Academic Study Provides Hard Numbers to the Sick, Revolving Door Culture at Goldman Sachs, JPMorgan and Citigroup

Taming the Megabanks

By Pam Martens and Russ Martens: May 30, 2024 ~ On January 18, 2019 the Cambridge University Press published a stunning research paper from the Journal of Institutional Economics. The paper provides the hard numbers to support the thesis that federal banking and securities regulators have arrived at a deep understanding and acceptance that the more connections they acquire while working in government and the more prominent their position becomes – the fatter their future paycheck will be once they make the leap to a megabank on Wall Street. The authors call what the “public servants” are selling to their prospective Wall Street employers “bureaucratic capital.” The authors then provide the hard data in the chart below, showing that Goldman Sachs, JPMorgan, and Citigroup are light years ahead of their peers in monetizing public service to fatten their own bottom lines and create an influence network. (The structure of that influence … Continue reading

$244 Billion of Treasury Debt to Hit the Market Today and Tomorrow as Interest Rates Spike on Ballooning Supply

Frightened Wall Street Trader

By Pam Martens and Russ Martens: May 29, 2024 ~ When Federal Reserve Chairman Jerome Powell held his press conference on May 1 to explain the Fed’s latest policy actions, more than a dozen reporters showed up to ask questions. Those reporters came from every major business news outlet. (See transcript here.) But on the same date, when the U.S. Treasury’s Assistant Secretary for Financial Markets, Josh Frost, conducted a press conference to announce the details of the Treasury’s plans to issue $125 billion in Treasury debt securities (quarterly refunding), only one reporter from Bloomberg News showed up to ask questions. (See the awkward video at this link.) Perhaps the U.S. Treasury needs to hire a strong arm like Michelle Smith, Director of Communications at the Fed for the past 23 years, to oversee its press conferences. Or, perhaps a lighter touch would be more welcome. Then again, maybe the U.S. … Continue reading
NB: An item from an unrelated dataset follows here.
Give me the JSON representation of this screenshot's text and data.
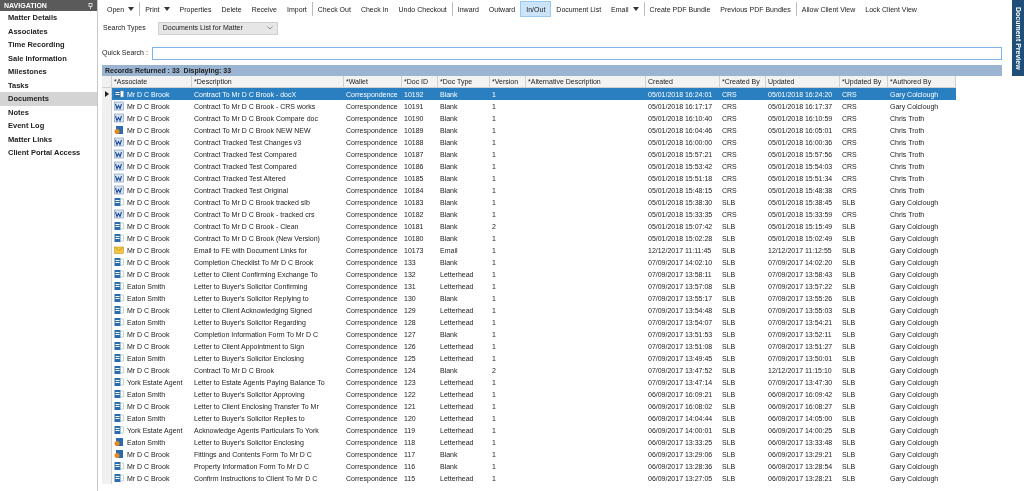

CFTC Fines J.P. Morgan Securities — a Fed Primary Dealer — $100 Million for Failing to Surveil Potential Spoofing and High Frequency Trading for Eight Years

Jamie Dimon Sits in Front of Trading Monitor in his Office (Source -- 60 Minutes Interview, November 10, 2019)

By Pam Martens and Russ Martens: May 28, 2024 ~ How does a Wall Street trading firm gain competitive advantage to entice spoofers and high-frequency trading firms to use its trading platforms instead of those of its competitors? How about having its trading compliance personnel wear a blindfold as billions of trades occur over the span of 8 or 9 years? That is essentially what three of JPMorgan Chase’s federal regulators have suggested is behind the $448 million in fines they’ve leveled against three separate units of the largest bank in the United States. When JPMorgan Chase filed its quarterly report with the Securities and Exchange Commission on May 1, it sheepishly admitted that the $348 million it had already paid out to two of its regulators for trading violations was not the end of this saga. It said that it “expects to enter into a resolution with a third U.S. … Continue reading